Support networks or groups can be like a decompression chamber is to a strained deep sea diver. A safe, therapeutic place to rest and heal from being overstressed.

Respite for caregivers can provide the necessary relief and time for recharging the energy level so that effective, compassionate caregiving can be provided.

Unloading trauma and exhaustion can make room in your brain and body for more pleasant experiences.

One common barrier to attending to support groups for caregivers is finding a safe place for those for whom they are caring. A barrier to respite may be feeling that you are giving the children another sense of being left with a stranger.

Talk to your worker or your agency head and ask for help finding a comfortable means for your support and connection needs.

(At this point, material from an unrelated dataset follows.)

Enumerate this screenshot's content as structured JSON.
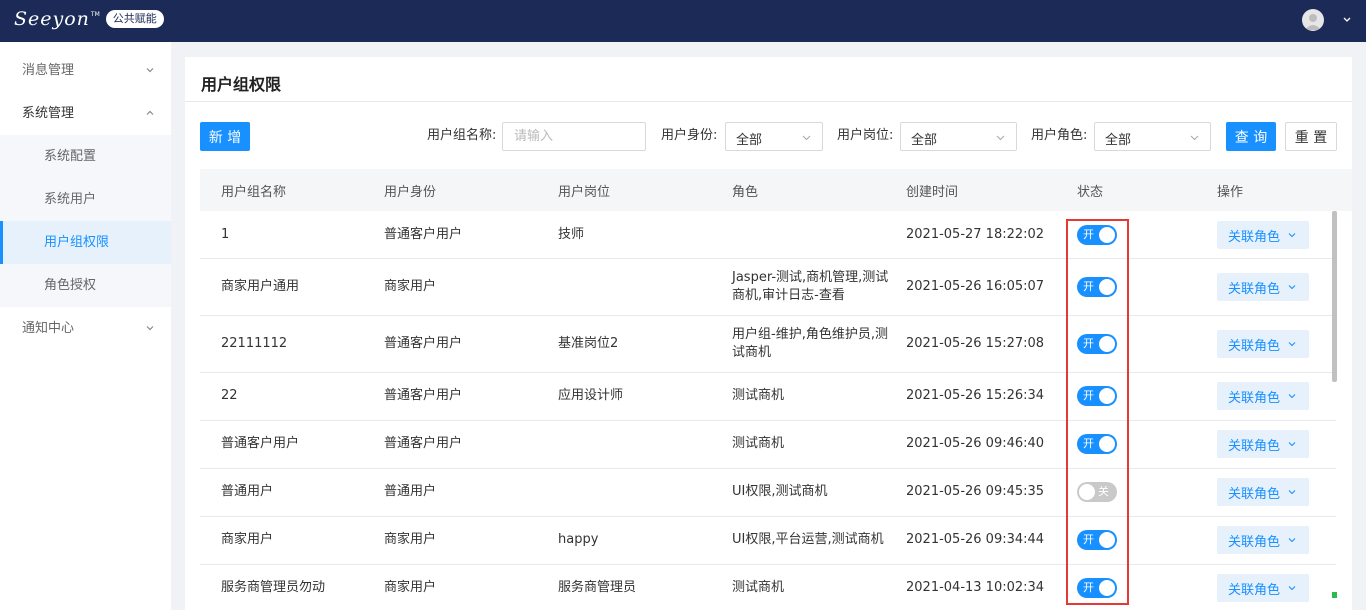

NewFound Families believes this is one area of your own needs that you cannot ignore. Caregivers must have a method for support and respite. We believe in it so strongly that we have found to means for addressing what may be a support and respite vaccum in your life.

We offer a Support Chat on FACEBOOK that is open 24/7 and on Wednesday nights at 9 PM we are there live with you to discuss a specific topic or whatever is on your mind.

Three times a year we offer a family-based respite program that is designed to give you and your family a chance to unwind from everyday life, make new connections, and take time to experience renewed family time without the stress of cleaning, cooking, going to work, running errands, and more. Since it is family-based respite there is no guilt about leaving the children behind…instead the respite becomes a mini family vacation.

Going Forward.

Is there one small change to your life that you think you could start tomorrow?

  • One small change might be writing your own mission statement as a commitment to self-care.
  • One small change could be asking the household to take a breather for 10 minutes after you walk in the door. Either together or give you time alone and then vice versa for your partner.
  • One small change could be saying yes to your worker when they call about another child, but sitting down with them in advance and asking them to put in writing their commitment to doing one thing to help you that maybe you have always needed from the system, but never asked.
You can't give your child the oxygen mask if you are passed out on the floor!
  • One small change might be committing to our FACEBOOK support chat, asking us to help you form a local support group, or attending our family-based respite camp.
  • One small change might be just remembering to breathe in and breathe out…

You might find that these small changes lead you to an important fork in the road. When you see the signs for Compassion Fatigue…Look down the other road often less traveled and choose the road toward Compassion Satisfaction where you will find support and respite stops along the way.

NewFound Families

Adoption, Foster, and Kinship Association
PO Box 85
Ashland, VA 23005
Email for information